▸ **What is needed**
In the data below, find every line with the word "value" and copy it out.

▸ **Dataset excerpts**
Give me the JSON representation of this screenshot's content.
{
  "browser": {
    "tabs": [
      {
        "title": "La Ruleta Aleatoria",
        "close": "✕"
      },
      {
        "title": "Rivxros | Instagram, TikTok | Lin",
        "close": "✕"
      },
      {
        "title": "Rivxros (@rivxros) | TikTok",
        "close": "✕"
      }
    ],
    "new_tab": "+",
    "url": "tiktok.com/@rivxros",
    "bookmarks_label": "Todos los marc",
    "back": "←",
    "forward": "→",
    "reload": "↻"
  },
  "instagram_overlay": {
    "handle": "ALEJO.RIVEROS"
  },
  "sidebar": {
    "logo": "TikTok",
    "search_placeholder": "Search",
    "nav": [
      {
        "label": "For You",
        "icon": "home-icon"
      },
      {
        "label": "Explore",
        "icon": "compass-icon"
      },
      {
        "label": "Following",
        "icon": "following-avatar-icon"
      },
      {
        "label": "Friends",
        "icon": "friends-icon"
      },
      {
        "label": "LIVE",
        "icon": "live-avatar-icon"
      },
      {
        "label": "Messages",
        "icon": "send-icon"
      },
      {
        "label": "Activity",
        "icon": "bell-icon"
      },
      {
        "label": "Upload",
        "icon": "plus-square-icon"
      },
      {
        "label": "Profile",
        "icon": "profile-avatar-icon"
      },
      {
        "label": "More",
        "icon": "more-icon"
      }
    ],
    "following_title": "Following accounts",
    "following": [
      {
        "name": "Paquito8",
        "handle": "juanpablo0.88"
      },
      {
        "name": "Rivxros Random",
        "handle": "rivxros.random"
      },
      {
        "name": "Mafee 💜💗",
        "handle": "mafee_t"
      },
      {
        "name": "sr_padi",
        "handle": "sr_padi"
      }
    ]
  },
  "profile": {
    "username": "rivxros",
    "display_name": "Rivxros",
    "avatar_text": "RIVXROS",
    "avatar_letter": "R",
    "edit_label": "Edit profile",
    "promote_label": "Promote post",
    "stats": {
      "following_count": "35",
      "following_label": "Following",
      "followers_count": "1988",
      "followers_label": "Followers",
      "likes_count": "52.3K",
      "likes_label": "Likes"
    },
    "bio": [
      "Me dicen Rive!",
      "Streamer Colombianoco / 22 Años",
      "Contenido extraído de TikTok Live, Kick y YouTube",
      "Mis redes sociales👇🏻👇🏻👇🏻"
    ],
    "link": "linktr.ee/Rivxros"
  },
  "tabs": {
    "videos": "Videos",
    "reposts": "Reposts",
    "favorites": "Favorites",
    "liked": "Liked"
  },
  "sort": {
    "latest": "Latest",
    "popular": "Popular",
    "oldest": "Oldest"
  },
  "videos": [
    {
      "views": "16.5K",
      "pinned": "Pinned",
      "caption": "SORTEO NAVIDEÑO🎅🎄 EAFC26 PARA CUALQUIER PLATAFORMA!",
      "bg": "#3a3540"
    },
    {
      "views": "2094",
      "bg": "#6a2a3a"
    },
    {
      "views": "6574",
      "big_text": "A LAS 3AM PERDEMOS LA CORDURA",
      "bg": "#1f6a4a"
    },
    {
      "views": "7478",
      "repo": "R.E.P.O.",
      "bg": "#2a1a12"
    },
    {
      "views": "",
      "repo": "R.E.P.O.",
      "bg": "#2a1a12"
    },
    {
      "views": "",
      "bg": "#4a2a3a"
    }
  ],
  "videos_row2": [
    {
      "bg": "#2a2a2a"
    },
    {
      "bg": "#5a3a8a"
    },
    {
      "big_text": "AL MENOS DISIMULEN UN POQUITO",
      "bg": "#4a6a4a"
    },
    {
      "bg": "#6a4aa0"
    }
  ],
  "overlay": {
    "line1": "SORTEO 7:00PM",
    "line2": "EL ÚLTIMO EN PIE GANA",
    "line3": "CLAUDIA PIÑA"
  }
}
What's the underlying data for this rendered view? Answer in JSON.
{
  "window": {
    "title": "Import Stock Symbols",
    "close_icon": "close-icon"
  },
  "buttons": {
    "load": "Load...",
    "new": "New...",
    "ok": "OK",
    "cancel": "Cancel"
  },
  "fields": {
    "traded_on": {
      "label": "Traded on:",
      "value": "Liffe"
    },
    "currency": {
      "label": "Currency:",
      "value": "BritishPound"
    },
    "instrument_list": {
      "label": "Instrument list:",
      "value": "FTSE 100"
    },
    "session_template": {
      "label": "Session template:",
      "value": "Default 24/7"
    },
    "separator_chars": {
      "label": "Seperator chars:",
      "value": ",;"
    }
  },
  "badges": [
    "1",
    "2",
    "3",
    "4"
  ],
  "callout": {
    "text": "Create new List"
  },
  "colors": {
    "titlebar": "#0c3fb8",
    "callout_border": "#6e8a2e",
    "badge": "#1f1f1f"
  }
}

▸ **Worked solution**
      "value": "Liffe"
      "value": "BritishPound"
      "value": "FTSE 100"
      "value": "Default 24/7"
      "value": ",;"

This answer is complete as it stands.